The Slatest

CIA Concludes Saudi Crown Prince Mohammed bin Salman Ordered Khashoggi Murder in Istanbul Consulate

Saudi Crown Prince Mohammed bin Salman talks with the president of Senegal.
Saudi Crown Prince Mohammed bin Salman during the Future Investment Initiative conference in Riyadh on Oct. 24.
Giuseppe Cacace/Getty Images

Six weeks after the assassination of journalist Jamal Khashoggi at the Saudi consulate in Istanbul, the CIA says it has concluded that responsibility for ordering the hit goes to the very top—Saudi Crown Prince Mohammed bin Salman. The Washington Post reports the American intelligence agency had received new information that bolstered its hypothesis that the crown prince likely signed off on the operation that saw a team of 15 Saudi agents fly to Turkey ahead of the murder.

In addition to audio recordings from inside the Saudi consulate during the murder of Khashoggi, the Post reports the CIA included in its assessment a phone call made by the crown prince’s brother, Khalid bin Salman, who is also the Saudi ambassador to the United States. Khalid called Khashoggi, and during the exchange, he reportedly assured the Washington Post columnist that he would be safe to go to the Saudi consulate to pick up documents he needed for his upcoming marriage to a Turkish woman. The Post notes it’s not clear if Khalid knew that Khashoggi would be murdered once there, but he made the call at the crown prince’s direction. A recording of a phone call made from inside the consulate immediately after the killing by a security official often seen by the crown prince’s side to one of his top aides in Riyadh saying “tell your boss … the deed is done” further bolstered the working assumption that Crown Prince Mohammed was aware of the operation.
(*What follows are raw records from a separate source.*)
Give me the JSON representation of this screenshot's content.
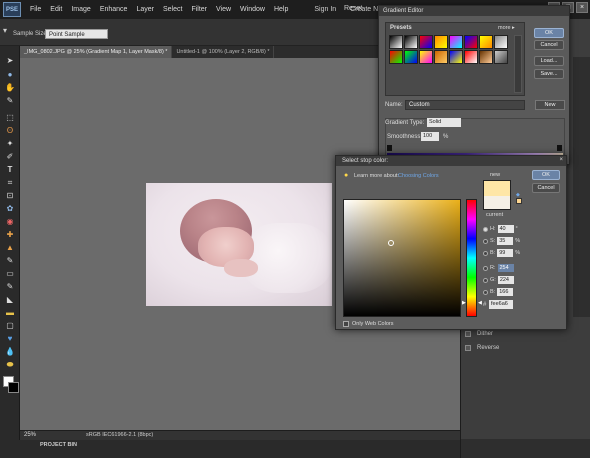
{
  "app": {
    "logo_text": "PSE",
    "menu": [
      "File",
      "Edit",
      "Image",
      "Enhance",
      "Layer",
      "Select",
      "Filter",
      "View",
      "Window",
      "Help"
    ],
    "sign_in": "Sign In",
    "create_id": "Create New Adobe ID",
    "reset_label": "Reset",
    "window_buttons": [
      "–",
      "□",
      "×"
    ]
  },
  "options_bar": {
    "sample_size_label": "Sample Size:",
    "sample_size_value": "Point Sample"
  },
  "tabs": [
    "_IMG_0802.JPG @ 25% (Gradient Map 1, Layer Mask/8) *",
    "Untitled-1 @ 100% (Layer 2, RGB/8) *"
  ],
  "status": {
    "zoom": "25%",
    "profile": "sRGB IEC61966-2.1 (8bpc)",
    "project_bin": "PROJECT BIN"
  },
  "right_panel": {
    "items": [
      "Dither",
      "Reverse"
    ]
  },
  "gradient_editor": {
    "title": "Gradient Editor",
    "presets_label": "Presets",
    "more_label": "more ▸",
    "buttons": {
      "ok": "OK",
      "cancel": "Cancel",
      "load": "Load...",
      "save": "Save..."
    },
    "name_label": "Name:",
    "name_value": "Custom",
    "new_button": "New",
    "gradient_type_label": "Gradient Type:",
    "gradient_type_value": "Solid",
    "smoothness_label": "Smoothness:",
    "smoothness_value": "100",
    "smoothness_unit": "%",
    "swatch_colors": [
      [
        "#000000",
        "#ffffff"
      ],
      [
        "#000000",
        "#ffffff"
      ],
      [
        "#ff0000",
        "#0000ff"
      ],
      [
        "#ff8800",
        "#ffff00"
      ],
      [
        "#ff00ff",
        "#00ffff"
      ],
      [
        "#0000ff",
        "#ff0000"
      ],
      [
        "#ffff00",
        "#ff8800"
      ],
      [
        "#888888",
        "#ffffff"
      ],
      [
        "#ff0000",
        "#00ff00"
      ],
      [
        "#00ff00",
        "#0000ff"
      ],
      [
        "#ffff00",
        "#ff00ff"
      ],
      [
        "#cc6600",
        "#ffcc66"
      ],
      [
        "#0000ff",
        "#ffff00"
      ],
      [
        "#ff0000",
        "#ffffff"
      ],
      [
        "#663300",
        "#ffcc99"
      ],
      [
        "#cccccc",
        "#444444"
      ]
    ]
  },
  "color_dialog": {
    "title": "Select stop color:",
    "close": "×",
    "learn_label": "Learn more about:",
    "learn_link": "Choosing Colors",
    "new_label": "new",
    "current_label": "current",
    "new_color": "#fee6a6",
    "buttons": {
      "ok": "OK",
      "cancel": "Cancel"
    },
    "fields": [
      {
        "label": "H:",
        "value": "40",
        "unit": "°"
      },
      {
        "label": "S:",
        "value": "35",
        "unit": "%"
      },
      {
        "label": "B:",
        "value": "99",
        "unit": "%"
      },
      {
        "label": "R:",
        "value": "254",
        "unit": ""
      },
      {
        "label": "G:",
        "value": "224",
        "unit": ""
      },
      {
        "label": "B:",
        "value": "166",
        "unit": ""
      }
    ],
    "hex_label": "#",
    "hex_value": "fee6a6",
    "only_web_colors": "Only Web Colors"
  }
}
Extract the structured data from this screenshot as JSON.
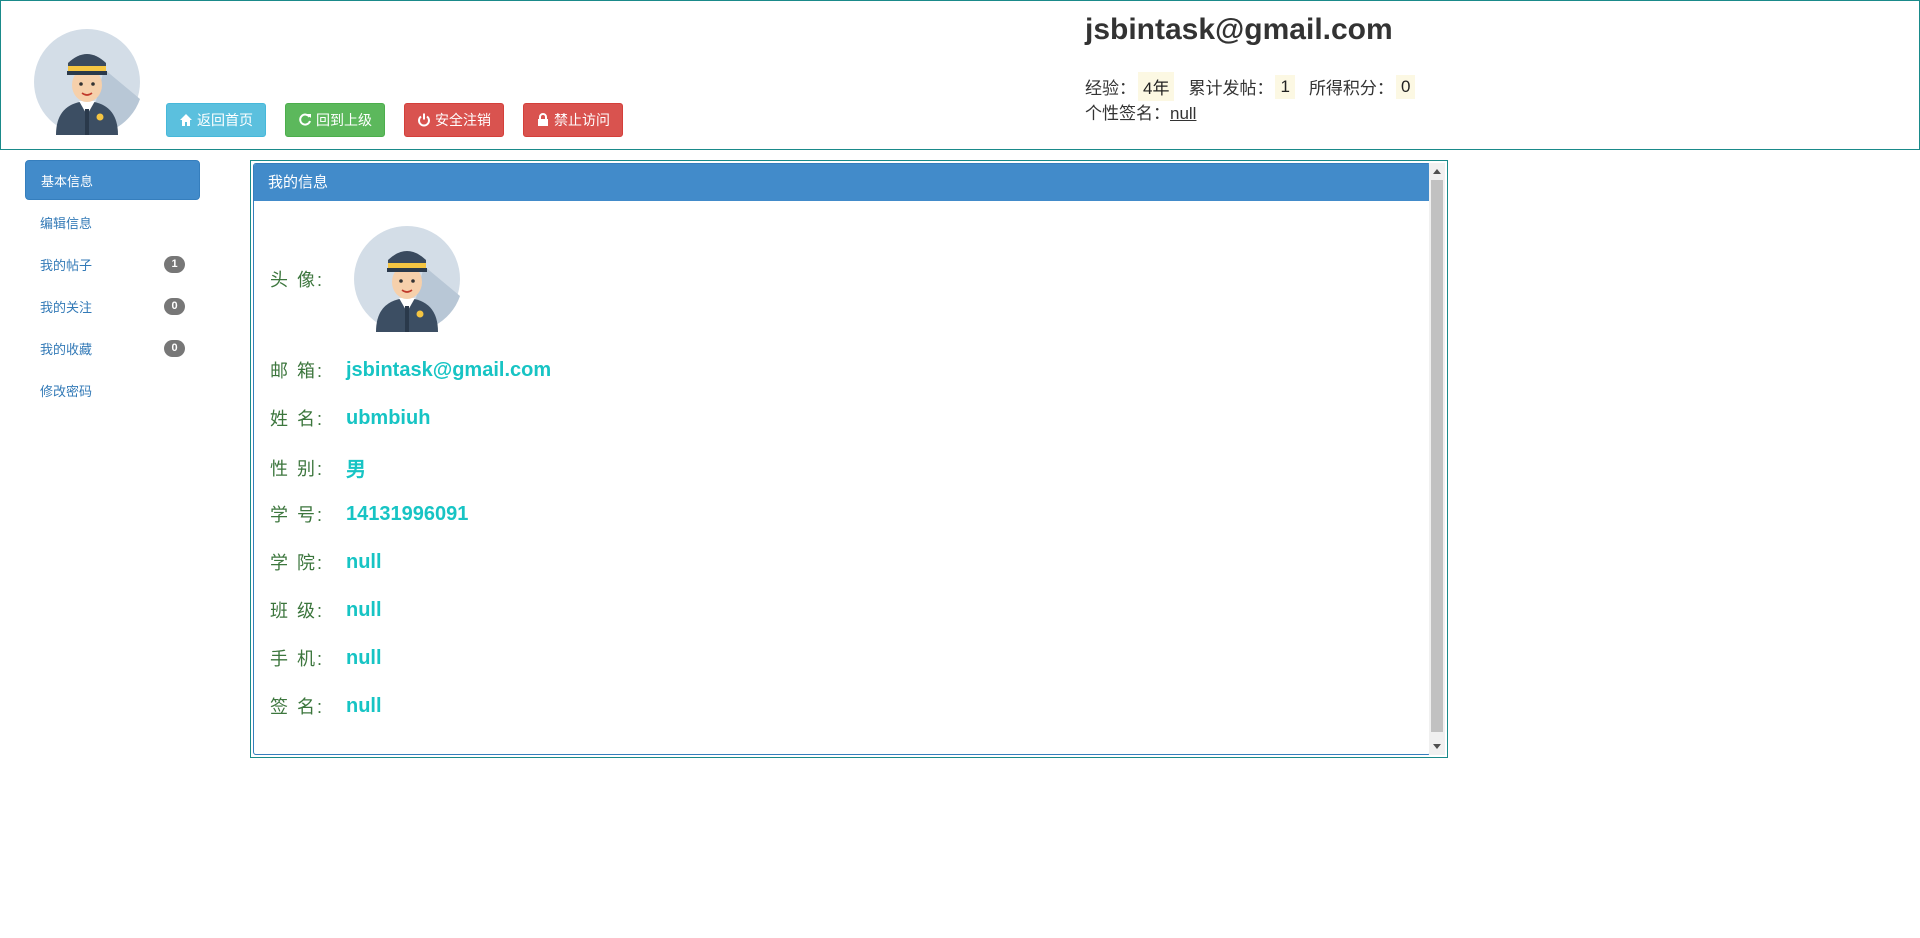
{
  "header": {
    "email": "jsbintask@gmail.com",
    "buttons": {
      "home": "返回首页",
      "back": "回到上级",
      "logout": "安全注销",
      "block": "禁止访问"
    },
    "stats": {
      "experience_label": "经验：",
      "experience_value": "4年",
      "posts_label": "累计发帖：",
      "posts_value": "1",
      "points_label": "所得积分：",
      "points_value": "0"
    },
    "signature_label": "个性签名：",
    "signature_value": "null"
  },
  "sidebar": {
    "items": [
      {
        "label": "基本信息",
        "badge": null,
        "active": true
      },
      {
        "label": "编辑信息",
        "badge": null
      },
      {
        "label": "我的帖子",
        "badge": "1"
      },
      {
        "label": "我的关注",
        "badge": "0"
      },
      {
        "label": "我的收藏",
        "badge": "0"
      },
      {
        "label": "修改密码",
        "badge": null
      }
    ]
  },
  "panel": {
    "title": "我的信息",
    "avatar_label": "头 像:",
    "fields": [
      {
        "label": "邮 箱:",
        "value": "jsbintask@gmail.com"
      },
      {
        "label": "姓 名:",
        "value": "ubmbiuh"
      },
      {
        "label": "性 别:",
        "value": "男"
      },
      {
        "label": "学 号:",
        "value": "14131996091"
      },
      {
        "label": "学 院:",
        "value": "null"
      },
      {
        "label": "班 级:",
        "value": "null"
      },
      {
        "label": "手 机:",
        "value": "null"
      },
      {
        "label": "签 名:",
        "value": "null"
      }
    ]
  },
  "colors": {
    "accent": "#428bca",
    "value_text": "#17c4c4",
    "label_text": "#3c763d",
    "border": "#1a8a8a"
  }
}
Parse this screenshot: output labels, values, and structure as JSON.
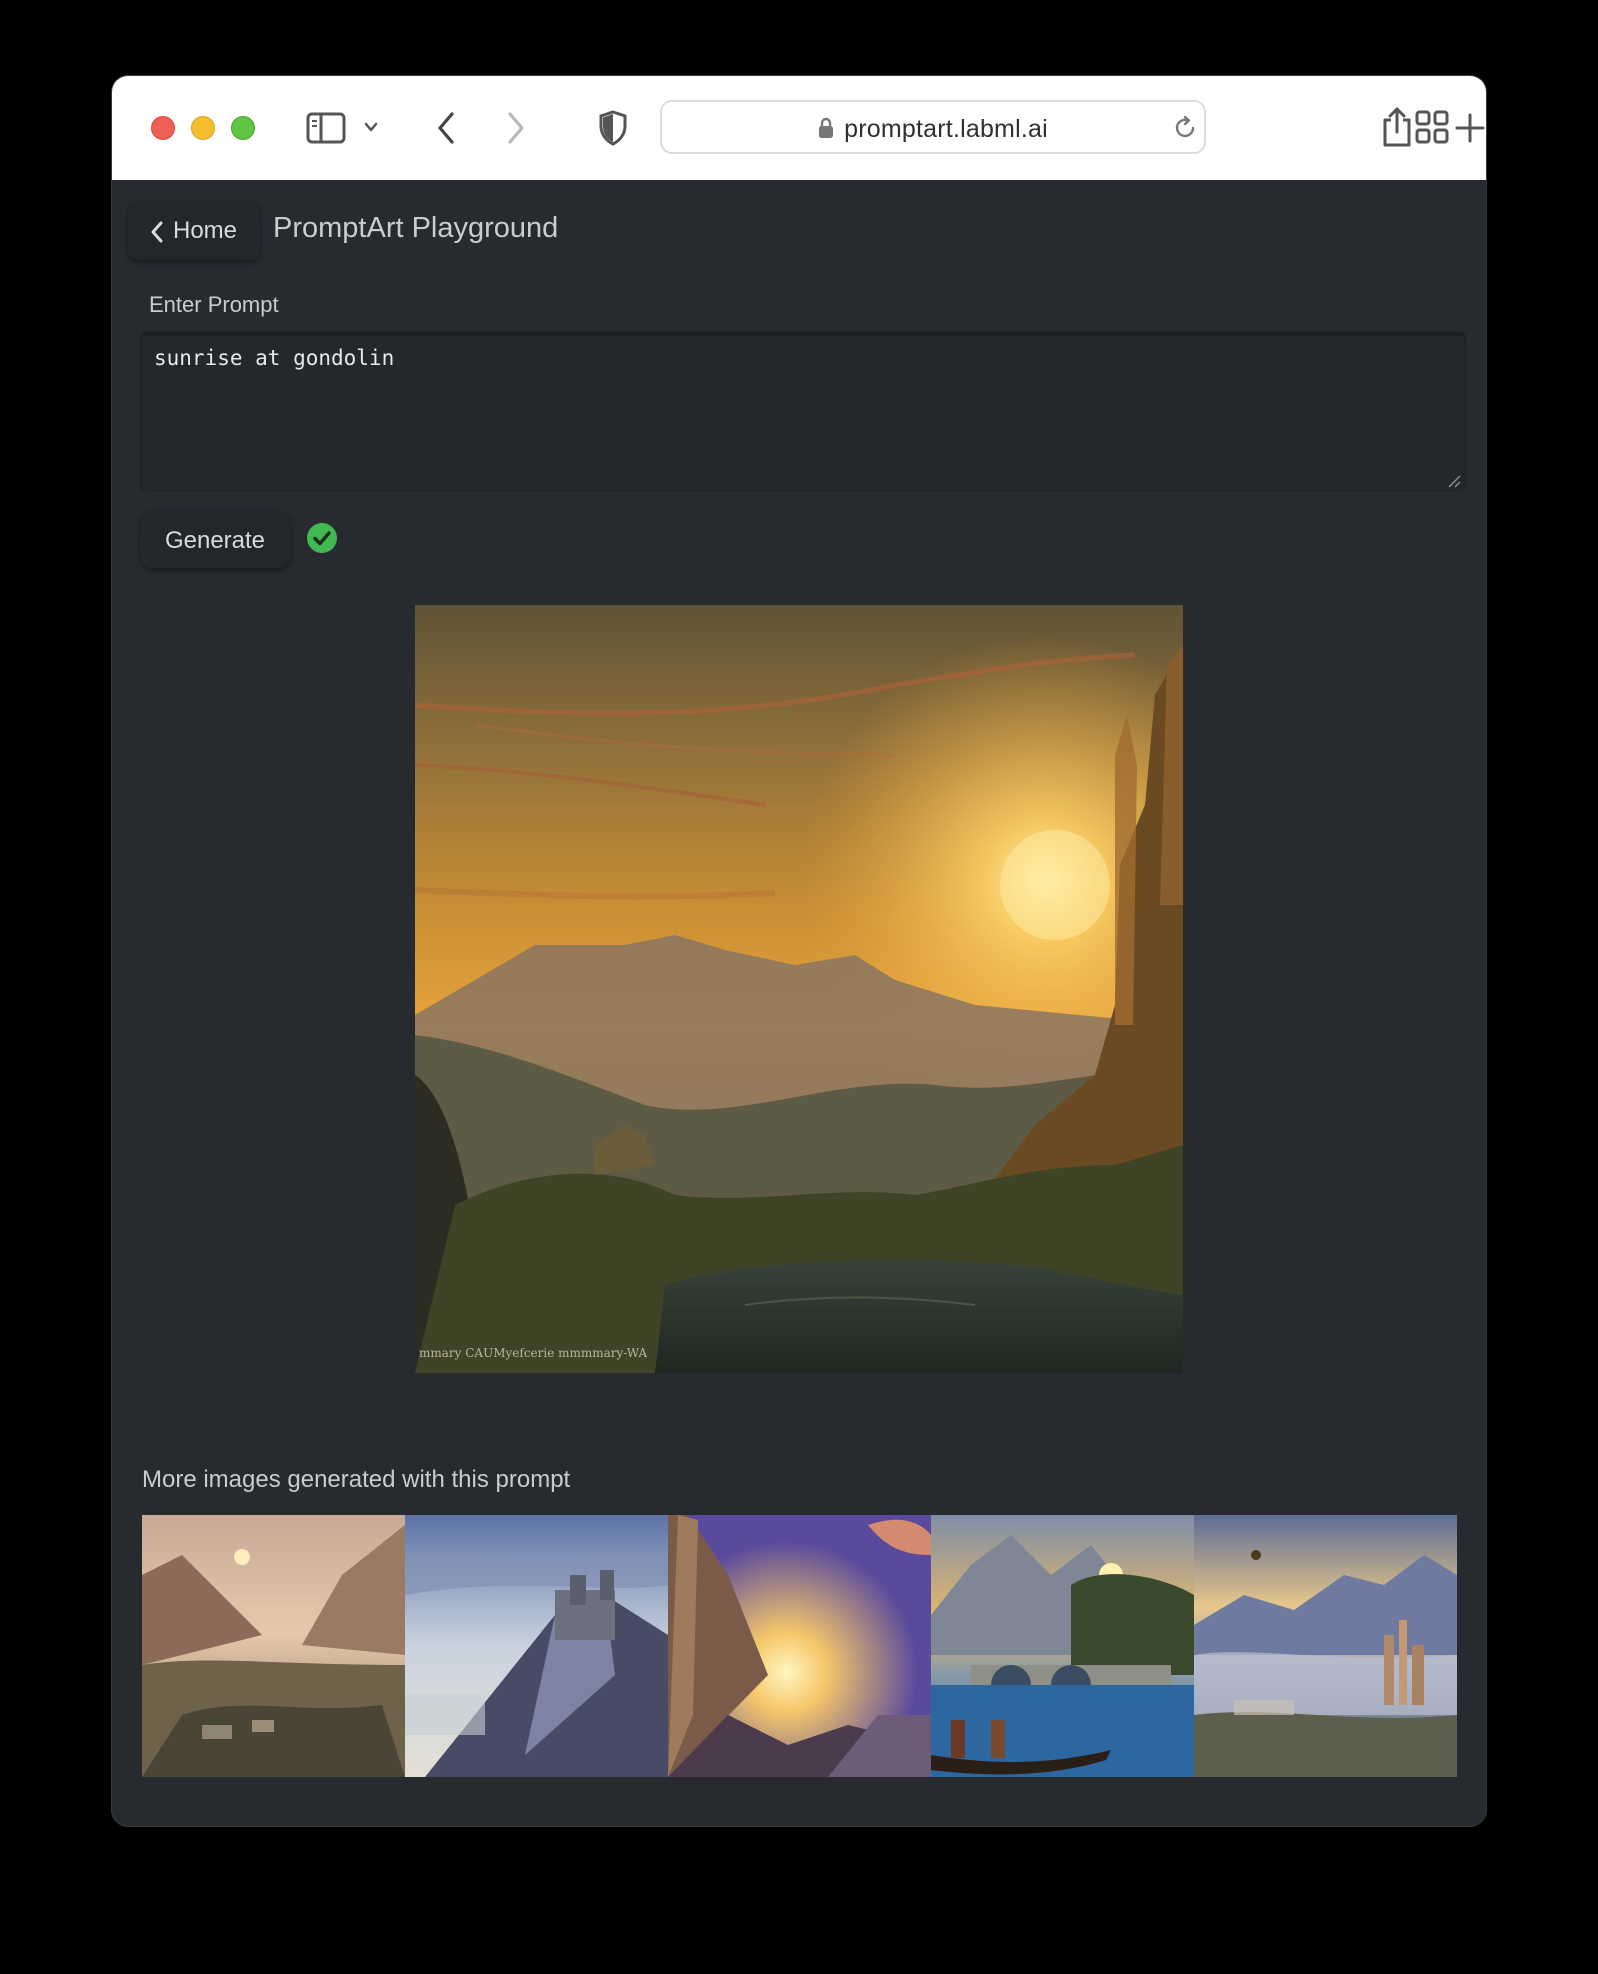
{
  "browser": {
    "url": "promptart.labml.ai"
  },
  "nav": {
    "back_label": "Home",
    "title": "PromptArt Playground"
  },
  "prompt": {
    "label": "Enter Prompt",
    "value": "sunrise at gondolin"
  },
  "generate": {
    "label": "Generate",
    "status": "success"
  },
  "main_image": {
    "signature": "mmary CAUMyefcerie mmmmary-WA"
  },
  "more": {
    "label": "More images generated with this prompt",
    "count": 5
  },
  "colors": {
    "page_bg": "#272b30",
    "success": "#3fb950"
  }
}
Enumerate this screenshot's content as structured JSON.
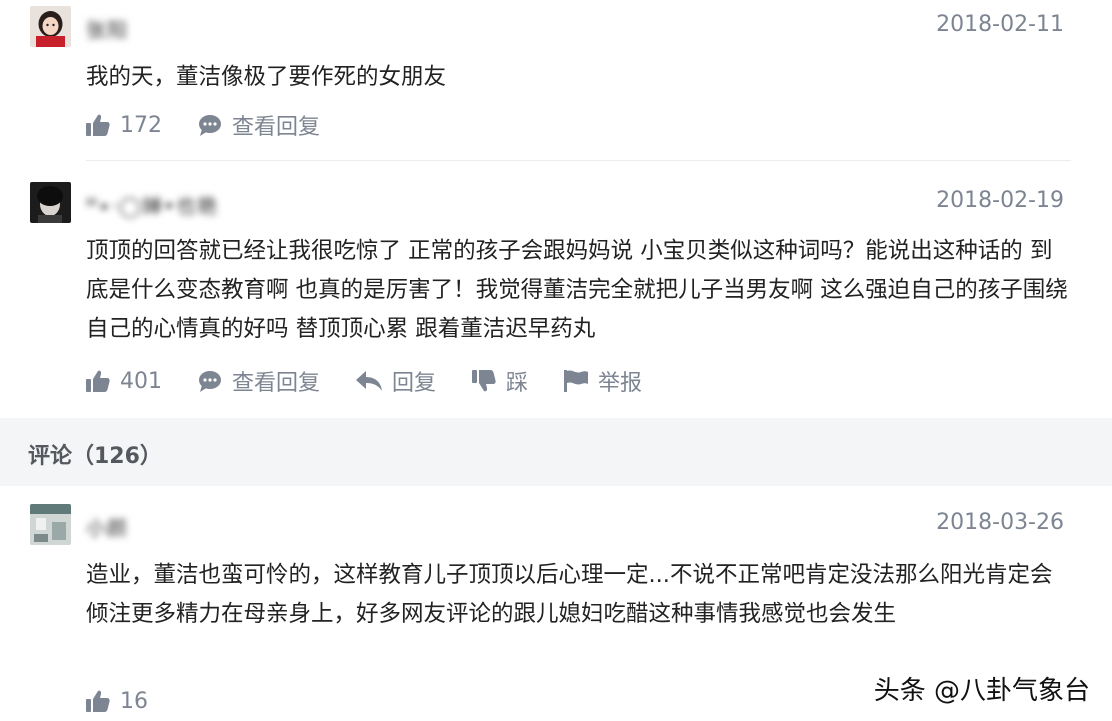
{
  "comments": [
    {
      "username": "张阳",
      "date": "2018-02-11",
      "text": "我的天，董洁像极了要作死的女朋友",
      "likes": "172",
      "view_replies": "查看回复"
    },
    {
      "username": "ᴹ∙·◯婵•也艳",
      "date": "2018-02-19",
      "text": "顶顶的回答就已经让我很吃惊了 正常的孩子会跟妈妈说 小宝贝类似这种词吗？能说出这种话的 到底是什么变态教育啊 也真的是厉害了！我觉得董洁完全就把儿子当男友啊 这么强迫自己的孩子围绕自己的心情真的好吗 替顶顶心累 跟着董洁迟早药丸",
      "likes": "401",
      "view_replies": "查看回复",
      "reply": "回复",
      "dislike": "踩",
      "report": "举报"
    }
  ],
  "section": {
    "title": "评论（126）"
  },
  "comments_section": [
    {
      "username": "小颜",
      "date": "2018-03-26",
      "text": "造业，董洁也蛮可怜的，这样教育儿子顶顶以后心理一定...不说不正常吧肯定没法那么阳光肯定会倾注更多精力在母亲身上，好多网友评论的跟儿媳妇吃醋这种事情我感觉也会发生",
      "likes": "16"
    }
  ],
  "watermark": "头条 @八卦气象台",
  "icons": {
    "like": "thumbs-up-icon",
    "comment": "speech-bubble-icon",
    "reply": "reply-arrow-icon",
    "dislike": "thumbs-down-icon",
    "report": "flag-icon"
  },
  "colors": {
    "meta_gray": "#7d8592",
    "section_bg": "#f4f5f6",
    "text": "#222222"
  }
}
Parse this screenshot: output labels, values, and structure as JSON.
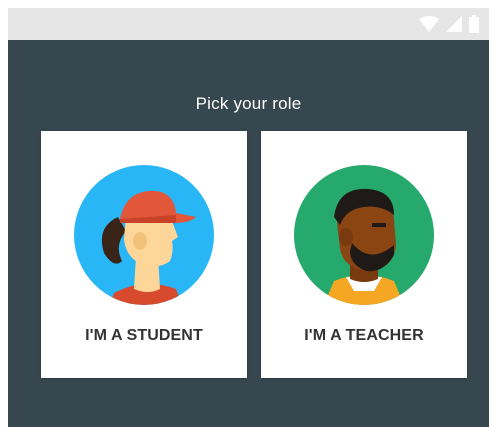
{
  "status_bar": {
    "icons": [
      "wifi-icon",
      "cell-signal-icon",
      "battery-icon"
    ]
  },
  "page": {
    "title": "Pick your role"
  },
  "roles": [
    {
      "label": "I'M A STUDENT",
      "icon": "student-avatar-icon"
    },
    {
      "label": "I'M A TEACHER",
      "icon": "teacher-avatar-icon"
    }
  ],
  "colors": {
    "background": "#37474f",
    "card": "#ffffff",
    "student_circle": "#29b6f6",
    "teacher_circle": "#26a96c",
    "cap": "#e2573a"
  }
}
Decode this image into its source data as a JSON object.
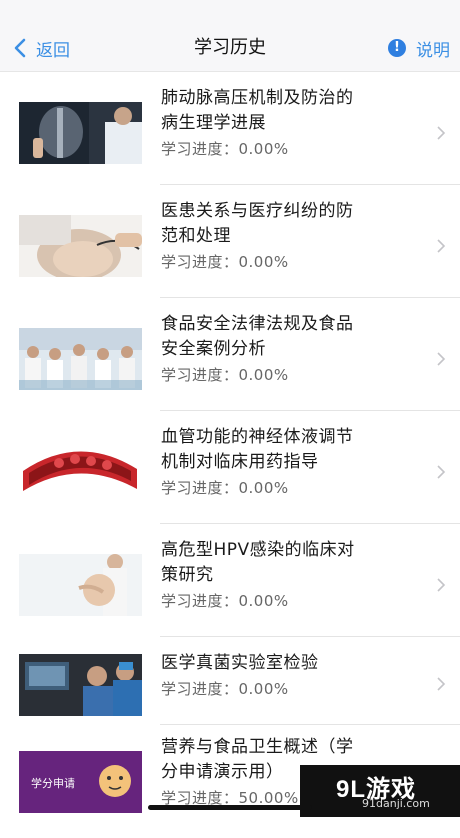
{
  "nav": {
    "back_label": "返回",
    "title": "学习历史",
    "help_label": "说明",
    "accent_color": "#3b8fe4"
  },
  "courses": [
    {
      "title_line1": "肺动脉高压机制及防治的",
      "title_line2": "病生理学进展",
      "progress": "学习进度：0.00%",
      "thumb": "xray-doctor-image"
    },
    {
      "title_line1": "医患关系与医疗纠纷的防",
      "title_line2": "范和处理",
      "progress": "学习进度：0.00%",
      "thumb": "pregnant-stethoscope-image"
    },
    {
      "title_line1": "食品安全法律法规及食品",
      "title_line2": "安全案例分析",
      "progress": "学习进度：0.00%",
      "thumb": "medical-team-image"
    },
    {
      "title_line1": "血管功能的神经体液调节",
      "title_line2": "机制对临床用药指导",
      "progress": "学习进度：0.00%",
      "thumb": "blood-vessel-image"
    },
    {
      "title_line1": "高危型HPV感染的临床对",
      "title_line2": "策研究",
      "progress": "学习进度：0.00%",
      "thumb": "pregnant-woman-image"
    },
    {
      "title_line1": "医学真菌实验室检验",
      "title_line2": "",
      "progress": "学习进度：0.00%",
      "thumb": "lab-doctor-image"
    },
    {
      "title_line1": "营养与食品卫生概述（学",
      "title_line2": "分申请演示用）",
      "progress": "学习进度：50.00%",
      "thumb": "credit-apply-image",
      "thumb_text": "学分申请"
    }
  ],
  "watermark": {
    "logo": "9L游戏",
    "url": "91danji.com"
  }
}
The Trump administration, which imposed sanctions Thursday on 17 Saudis involved in the Khashoggi assassination, has struggled to come up with a coherent response to the Saudi regime’s awkwardly evolving story about what happened and why. This week, the Saudi government announced charges against 11 alleged participants in the murder; the state prosecutor said he would seek the death penalty in five of those cases. The move seems more aimed at creating the appearance of punishment, an institutional deflection of responsibility from the very top, than an actual attempt to get to the bottom of what happened, which doesn’t seem to be much of a mystery in Riyadh. Trump, who sees the crown prince as an ally and a trading partner and a like-minded chum somehow, very clearly wants to help inoculate him from fallout from the murder. The general belief across the Trump administration, including the CIA, is that it’s better to have Crown Prince Mohammed in charge in Saudi Arabia than the alternative. “The CIA sees Mohammed as a ‘good technocrat,’ the U.S. official said, but also as volatile and arrogant, someone who ‘goes from zero to 60, doesn’t seem to understand that there are some things you can’t do,’ ” the Post reports. “CIA analysts believe he has a firm grip on power and is not in danger of losing his status as heir to the throne despite the Khashoggi scandal.”

On Saturday morning, despite mounting evidence, Trump continued to run interference for the crown prince. “We haven’t been briefed yet. The CIA is going to be speaking to me today,” Trump told reporters Saturday morning at the White House before departing for California. “As of this moment we were told that he did not play a role. We’re going to have to find out what they have to say.”